The New York City Council passed on Tuesday a ban on pre-employment testing for marijuana usage.
The bill, sponsored by Public Advocate Jumaane Williams, Majority Leader Laurie A. Cumbo and Council Member Carlina Rivera, prohibits employers from requiring a prospective employee to submit to testing for tetrahydrocannabinols (THC), the active ingredient in marijuana, as a condition of employment. Exceptions are provided for security-sensitive jobs, and those tied to a federal or state contract or grant.
Opponents of pre-employment testing, like Williams, argue that in many cases screening for THC does more harm than marijuana itself, with applicants being rejected for a positive test or declining to apply to jobs that require it.
"Testing isn't a deterrent to using marijuana, it's an impediment to opportunity that dates back to the Reagan era-- a war on drugs measure that's now a war on workers," said Williams.
Cannabis accounts for about half of all positive results on drug tests, and failed tests lead to an inability for many to advance in their careers. As many as 70 percent of large employers utilize pre-employment drug screenings, encompassing as many as 40 percent of jobs, according to a 2018 Vox report.
"Prospective employers don't test for alcohol, so marijuana should be no different," said Williams. "We need to be creating more access points for employment, not less. And as we push for legalization on a state level, it makes absolutely no sense that we're keeping people from finding jobs or advancing their careers because of marijuana use."
The City Council also passed a second bill on Tuesday, sponsored by Councilmember Donovan Richards of Queens.
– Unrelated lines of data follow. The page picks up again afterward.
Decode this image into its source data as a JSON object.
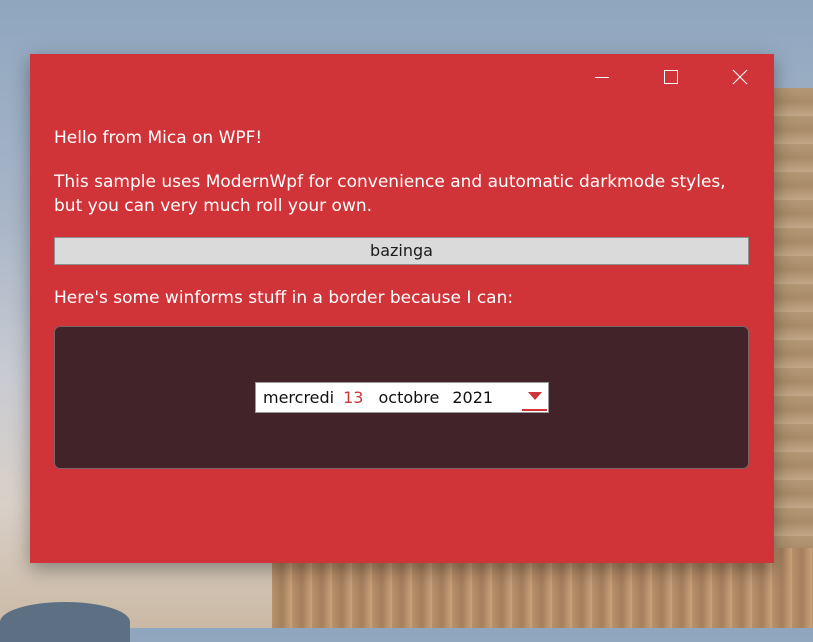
{
  "window": {
    "background": "#d13438",
    "caption": {
      "minimize_icon": "minimize-icon",
      "maximize_icon": "maximize-icon",
      "close_icon": "close-icon"
    }
  },
  "content": {
    "hello": "Hello from Mica on WPF!",
    "description": "This sample uses ModernWpf for convenience and automatic darkmode styles, but you can very much roll your own.",
    "button_label": "bazinga",
    "winforms_label": "Here's some winforms stuff in a border because I can:"
  },
  "date_picker": {
    "weekday": "mercredi",
    "day": "13",
    "month": "octobre",
    "year": "2021",
    "dropdown_icon": "dropdown-arrow-icon",
    "accent_color": "#c8363b"
  },
  "panel": {
    "background": "#42232a"
  }
}
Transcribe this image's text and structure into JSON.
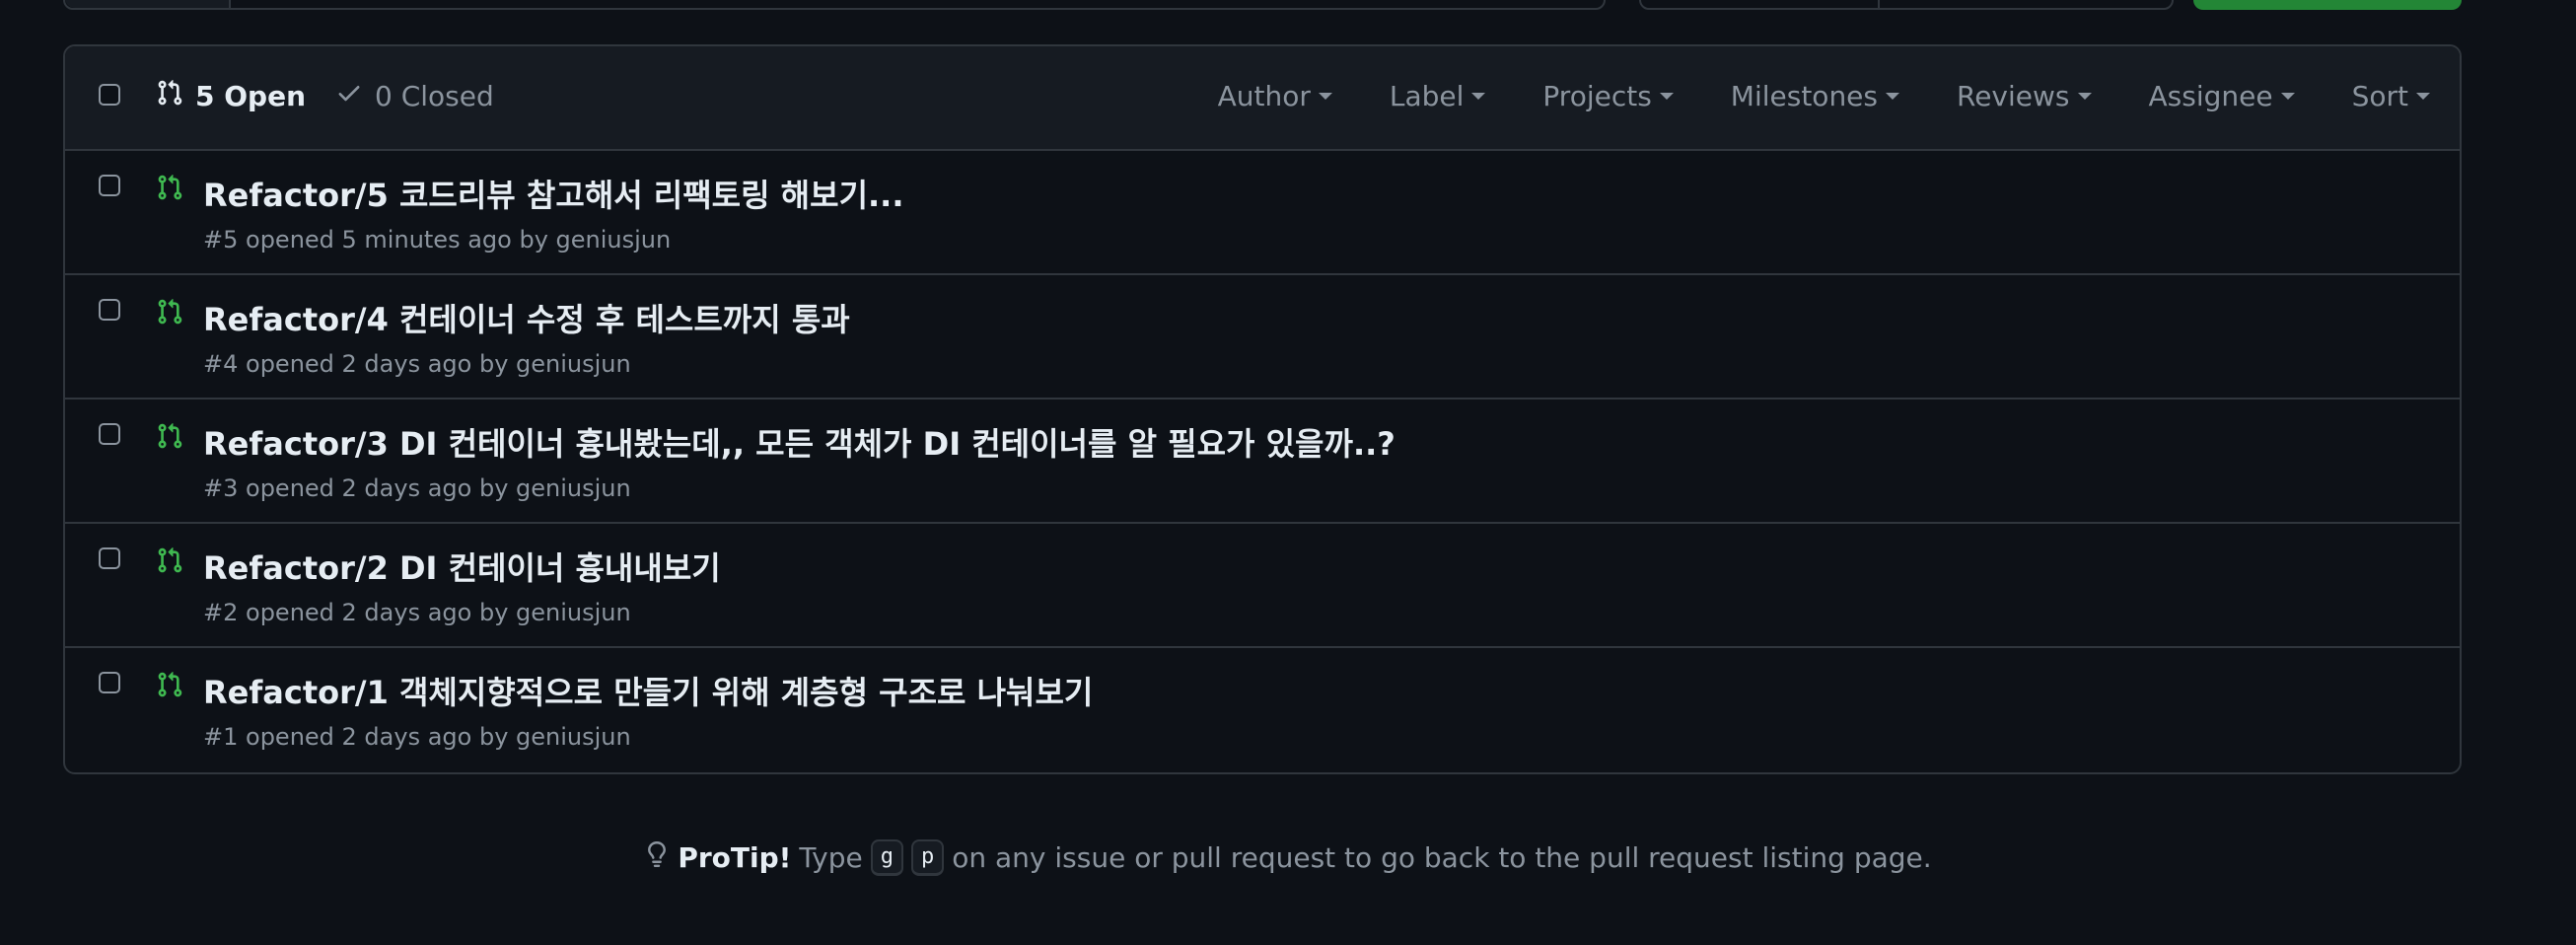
{
  "header": {
    "open_label": "5 Open",
    "closed_label": "0 Closed",
    "filters": [
      "Author",
      "Label",
      "Projects",
      "Milestones",
      "Reviews",
      "Assignee",
      "Sort"
    ]
  },
  "pull_requests": [
    {
      "title": "Refactor/5 코드리뷰 참고해서 리팩토링 해보기...",
      "meta": "#5 opened 5 minutes ago by geniusjun"
    },
    {
      "title": "Refactor/4 컨테이너 수정 후 테스트까지 통과",
      "meta": "#4 opened 2 days ago by geniusjun"
    },
    {
      "title": "Refactor/3 DI 컨테이너 흉내봤는데,, 모든 객체가 DI 컨테이너를 알 필요가 있을까..?",
      "meta": "#3 opened 2 days ago by geniusjun"
    },
    {
      "title": "Refactor/2 DI 컨테이너 흉내내보기",
      "meta": "#2 opened 2 days ago by geniusjun"
    },
    {
      "title": "Refactor/1 객체지향적으로 만들기 위해 계층형 구조로 나눠보기",
      "meta": "#1 opened 2 days ago by geniusjun"
    }
  ],
  "protip": {
    "label": "ProTip!",
    "text_before": "Type",
    "key1": "g",
    "key2": "p",
    "text_after": "on any issue or pull request to go back to the pull request listing page."
  },
  "colors": {
    "background": "#0d1117",
    "header_bg": "#161b22",
    "border": "#30363d",
    "open_icon": "#3fb950",
    "muted": "#8b949e"
  }
}
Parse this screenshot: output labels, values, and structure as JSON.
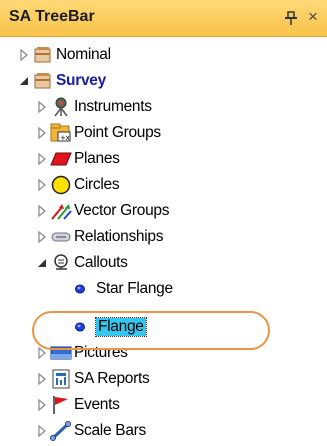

His bill prohibits the Department of Probation from conducting drug tests for marijuana, preventing hundreds of people from being re-arrested for low-level marijuana charges, which often are unrelated to their original offense.
"The passage of these bills is an important step in the decriminalization of marijuana and the reduction of collateral consequences such as job loss and loss of access to subsidized housing and other public benefits," the City Council's Progressive Caucus said in a statement.
The Progressive Caucus introduced a Marijuana Justice Package last month that includes four pieces of legislation and 13 resolutions in support of the ethical legalization of marijuana that prioritizes equity and restitution, reduces the collateral consequences from marijuana criminalization and promotes policies that prioritize the inclusion of communities most harmed by marijuana criminalization.
"We will push the remaining bills and resolutions, dealing with the collateral consequences of marijuana usage and possession on racialized child welfare proceedings, to hearing and passage in the coming weeks," the Caucus said in the statement.